Every now and then, we are surprised about a wide range of new and exotic tea blends. We try them, we enjoy them, and we wonder… how do professionals make them? What are the secrets and techniques behind these mixtures that lead us to delightful labyrinths of memories, hidden treasures in our childhood, or unknown places. The fact is that tea blends are made of one part passion and one part technique. There are no fixed recipes for making tea blends, however, they always require knowledge and creativity.
Determined to unveil the mystery, I spoke with the best-known tea blenders around the globe, colleagues that share the passion and excitement when it comes to making new tea blends.
Per Sundmalm, the Swedish visionary who founded Tea Shop in Spain expanding the brand to Portugal then Brazil, started his business with the desire to make the best tea available in Spain. So he began importing origin teas, then designing brand-authored tea blends to suit the local palate.
Conquering the Spanish gourmet world was not an easy task, but after identifying local tastes, he was able to create personalised concoctions. Following the inspiration of Mediterranean flavour and culture, where his first store was established (in Barcelona), he has been developing –together with a team of trained people- from classic blends to the most innovative ones. One that caught my attention was from my last trip to Barcelona: the “SensualTea Hot”, a mixture of Yunnan black tea, ginger, pink pepper, chilli, Morello cherry, cherry flavour, and hazelnut aroma. This is a spicy tea that will surely make your tongue tingle and shake up your senses in an unexpected way, lovely for cold weather.
In France, Mariage Frere´s president Kitti Cha Sangmanee, a passionate Thai man, has been creating tea blends for more than 3 decades. Inspired by food and travel, he tries to express the original values of Mariage Frères through his blends: attachment to nature, poetry, and the mixing of East and West with a playful marriage of contrasts. The company was established in 1854 and is well known in and outside of France. Their tea blends reflect the French predilection for aesthetics and flavour.

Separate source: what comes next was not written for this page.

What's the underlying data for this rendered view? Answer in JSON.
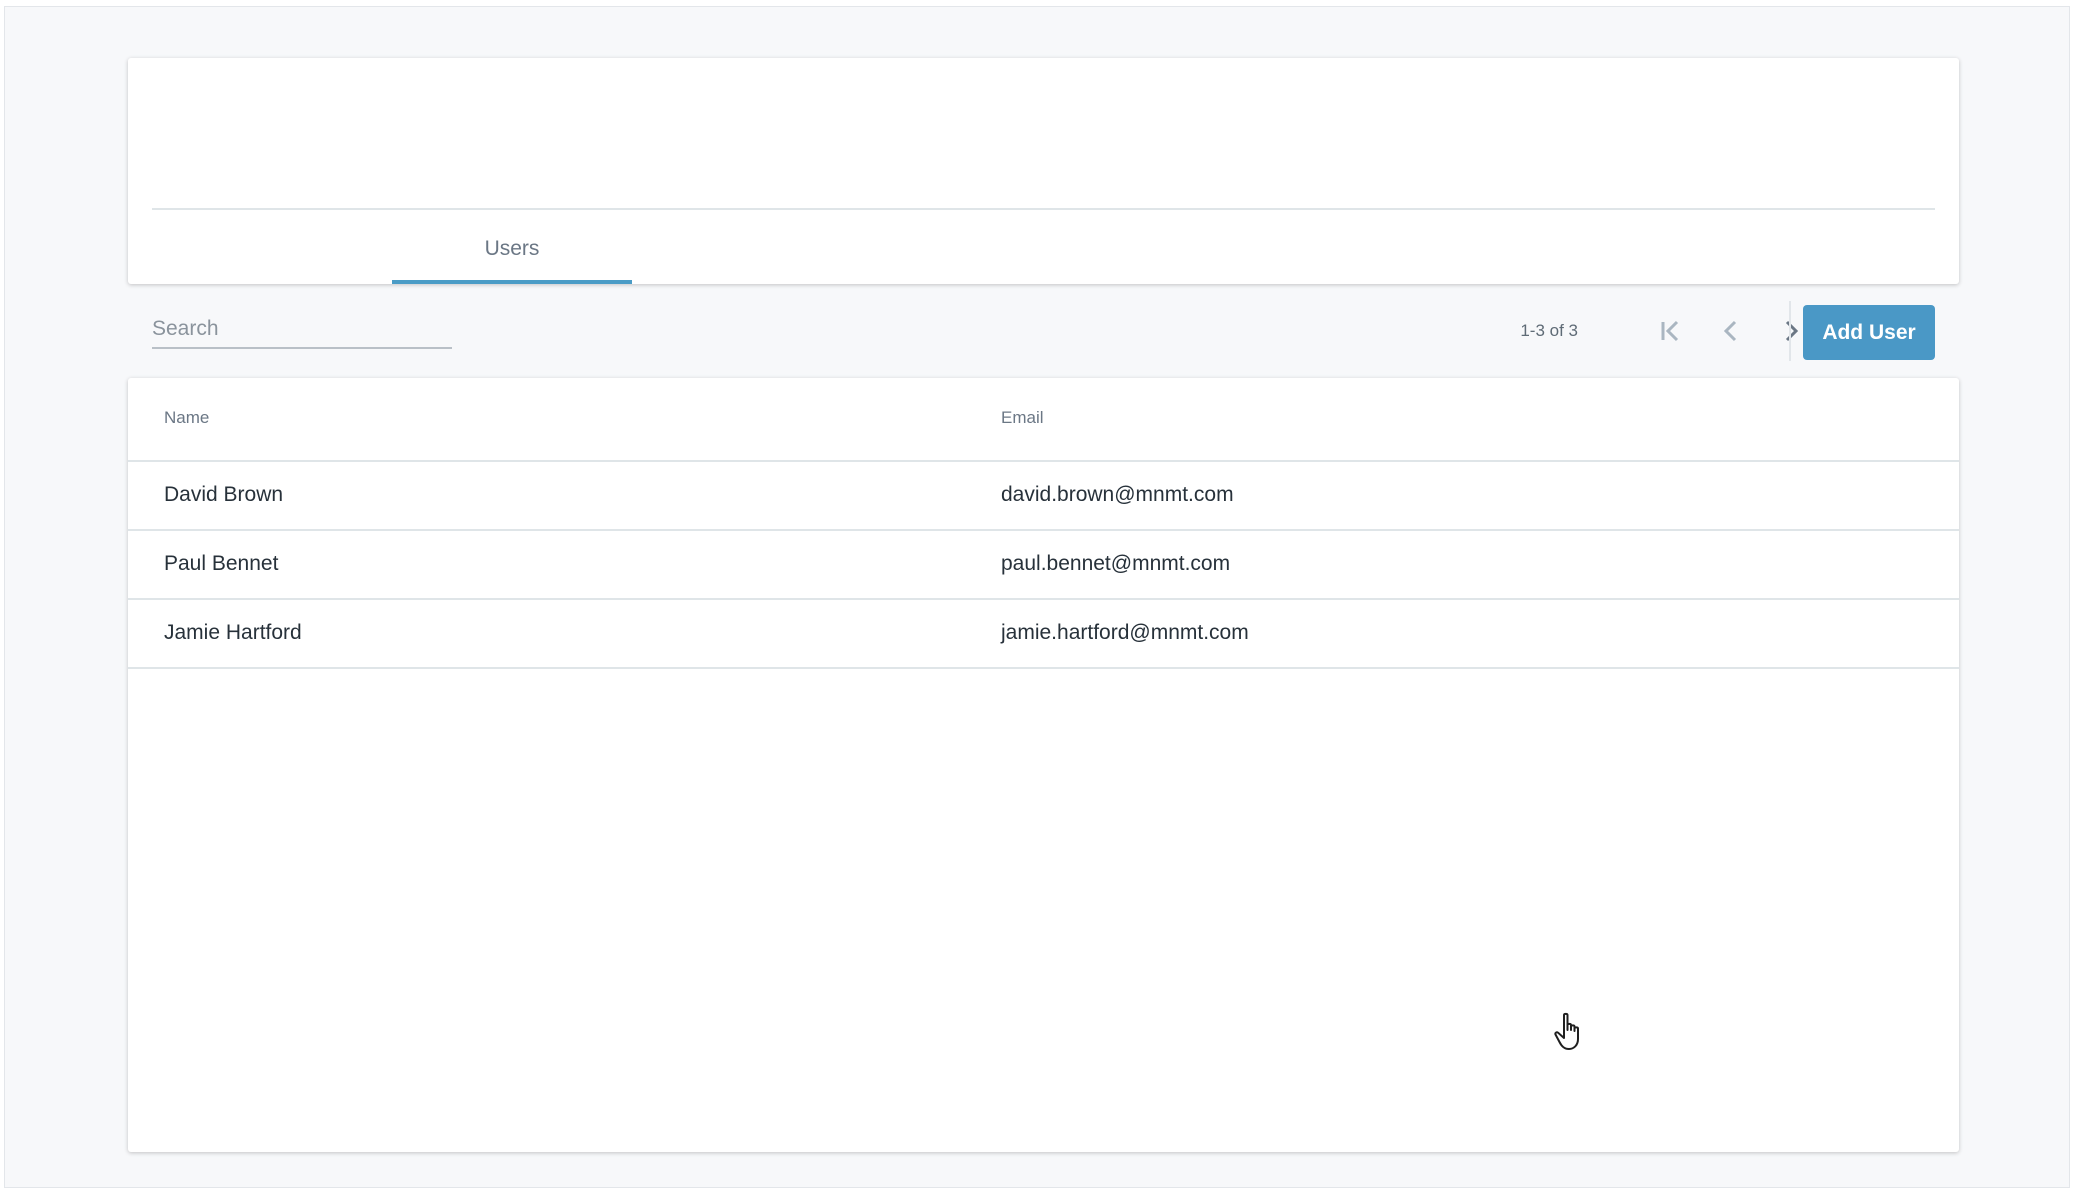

Of course, I cannot avoid mentioning tea in England. There is no need to describe Twinings’ tea blends, most of us have tasted their Earl Grey or their Lady Grey tea at least once (and should if we didn´t), but not all of us know what inspires this global referent when it comes to creating a new tea blend. Jeremy Sturges, one of the most experienced tea blenders at Twinings, assures that when on a tea buying trip, the greatest source of creative stimulus, is tasting new flavours in food and drinks from around the world. One of Twinings’ concerns is consistency of flavour over time; as the agro-climatic conditions vary from season to season, so, too does quality, which then becomes the company´s biggest challenge in delivering consistently great tasting blends year after year.
One of their tea blends I liked most was the one created for the Queen´s diamond Jubilee. A blend of a rich, malty, second flush Assam, and a smooth, mellow, Yunnan black tea, perfectly matched to give balance and roundness to the cup.

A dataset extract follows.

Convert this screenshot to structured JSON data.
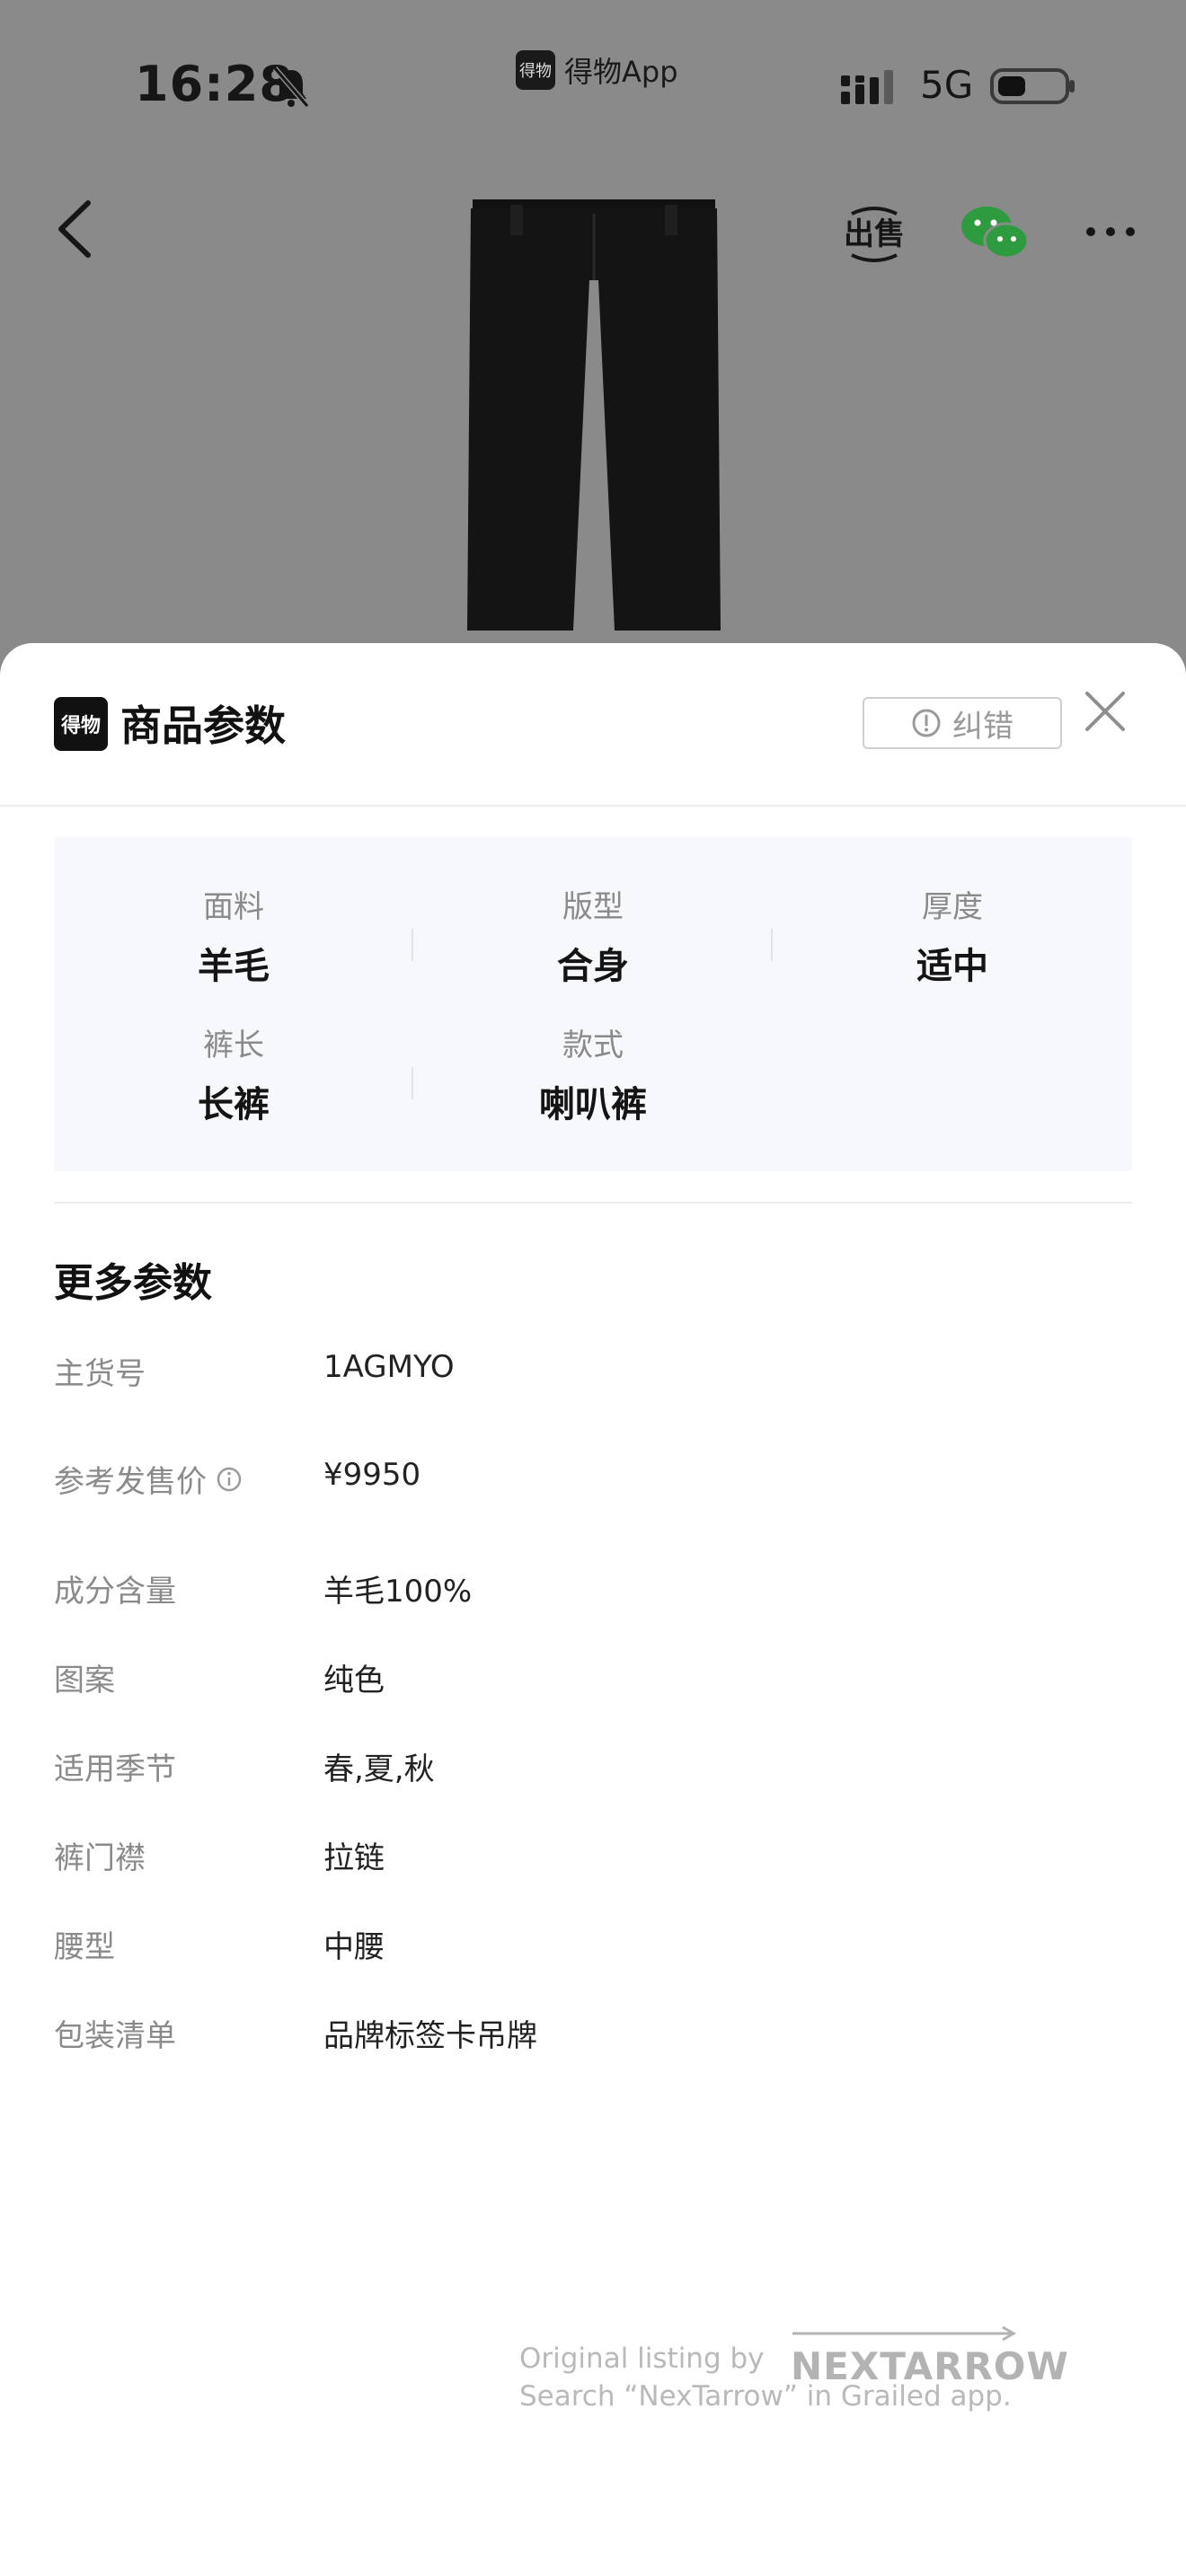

As a tea blender myself, I find inspiration in everyday emotions from nostalgia to the fantastical. That is how I was inspired to create tea blends such as Amoroso, Tu Cariño, and in Falling in Love; three romantic potions designed to evoke those feelings.
As a tea-blending teacher, sometimes I find it hard to convince my students there is always something new to create. Some people think everything has already been done, and there is no hope for newcomers. But actually this is the opportunity in a traditional market. My students are the ones who surprise me the most. They fuse their personal histories, their perceptions, and their memories into incredible, sensory-awakening teas, in unexpected combinations that result in innovative flavours. This comforts me, and shows that creativity is always alive and there is a plethora of inspiration, however you need to focus and work hard to find them. Creativity, knowledge, and practice are the only tools to success. As Pablo Picasso said: “Inspiration exists, but it has to find you working.”